M83 The Southern Pinwheel Galaxy spiral galaxy in Hydra

M84 lenticular galaxy in Virgo

M85 lenticular galaxy in Coma Berenices

M86 lenticular galaxy in Virgo

M87 Virgo A elliptical galaxy in Virgo

M88 spiral galaxy in Coma Berenices

M89 elliptical galaxy in Virgo

M90 spiral galaxy in Virgo

M91 spiral galaxy in Coma Berenices

M92 globular cluster in Hercules

M93 open cluster in Puppis

M94 spiral galaxy in Canes Venatici

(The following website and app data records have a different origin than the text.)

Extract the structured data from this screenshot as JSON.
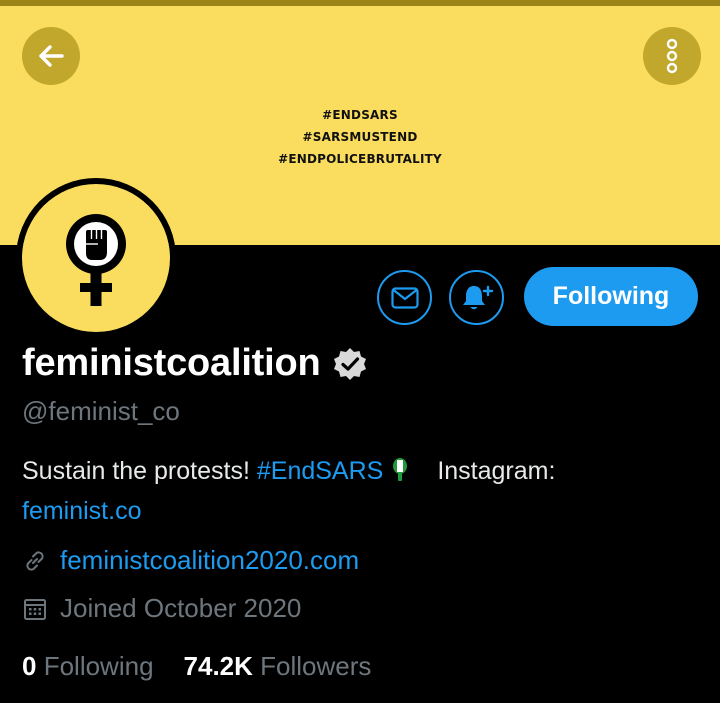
{
  "banner": {
    "lines": [
      "#ENDSARS",
      "#SARSMUSTEND",
      "#ENDPOLICEBRUTALITY"
    ],
    "background": "#fadd5e"
  },
  "nav": {
    "back_icon": "arrow-left-icon",
    "more_icon": "more-vertical-icon"
  },
  "profile": {
    "display_name": "feministcoalition",
    "verified": true,
    "handle": "@feminist_co",
    "bio": {
      "text": "Sustain the protests! ",
      "hashtag": "#EndSARS",
      "after_hashtag": "Instagram:",
      "instagram_link": "feminist.co"
    },
    "website": "feministcoalition2020.com",
    "joined": "Joined October 2020"
  },
  "actions": {
    "message_icon": "envelope-icon",
    "notify_icon": "bell-plus-icon",
    "following_label": "Following"
  },
  "stats": {
    "following_count": "0",
    "following_label": "Following",
    "followers_count": "74.2K",
    "followers_label": "Followers"
  },
  "colors": {
    "accent": "#1d9bf0",
    "muted": "#6e767d",
    "banner": "#fadd5e",
    "banner_button": "#c2a72d"
  }
}
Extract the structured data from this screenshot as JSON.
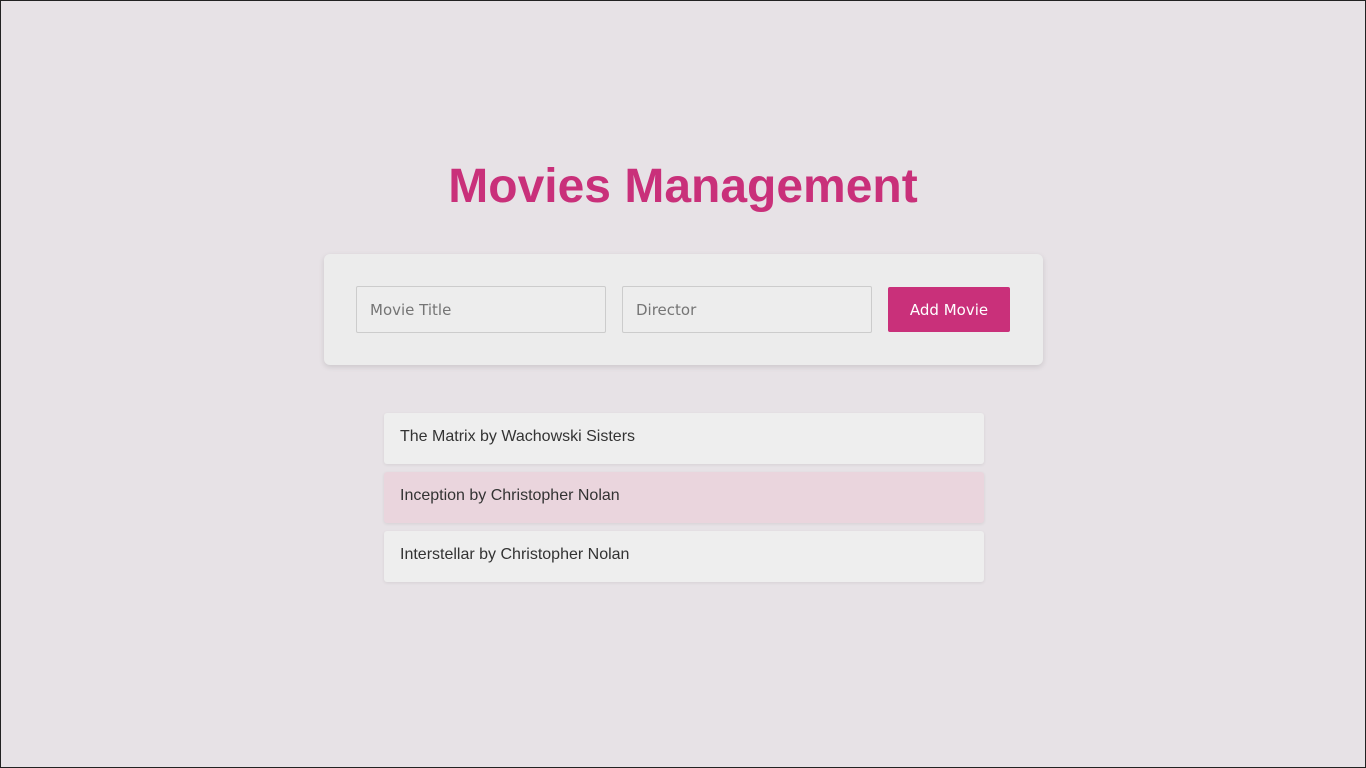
{
  "header": {
    "title": "Movies Management"
  },
  "form": {
    "title_placeholder": "Movie Title",
    "title_value": "",
    "director_placeholder": "Director",
    "director_value": "",
    "submit_label": "Add Movie"
  },
  "movies": [
    {
      "label": "The Matrix by Wachowski Sisters",
      "highlighted": false
    },
    {
      "label": "Inception by Christopher Nolan",
      "highlighted": true
    },
    {
      "label": "Interstellar by Christopher Nolan",
      "highlighted": false
    }
  ],
  "colors": {
    "accent": "#c9307a",
    "background": "#e7e2e6",
    "card": "#ececec",
    "item": "#eeeeee",
    "item_highlight": "#ead5dd"
  }
}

M95 spiral galaxy in Leo

M96 spiral galaxy in Leo

M97 The Owl Nebula planetary nebula in Ursa Major

M98 spiral galaxy in Coma Berenices

M99 spiral galaxy in Coma Berenices

M100 spiral galaxy in Coma Berenices

M101 The Pinwheel Galaxy spiral galaxy in Ursa Major

M102 Lenticular galaxy (the Spindle Galaxy NGC 5866) in Draco (Duplication of M101 in Ursa Major)

M103 open cluster in Casseopeia

M104 The Sombrero Galaxy spiral galaxy in Virgo

M105 elliptical galaxy in Leo

M106 spiral galaxy in Canes Venatici

M107 globular cluster in Ophiuchus

M108 spiral galaxy in Ursa Major

M109 spiral galaxy in Ursa Major

M110 Satellite galaxy of M31 elliptical galaxy in Andromeda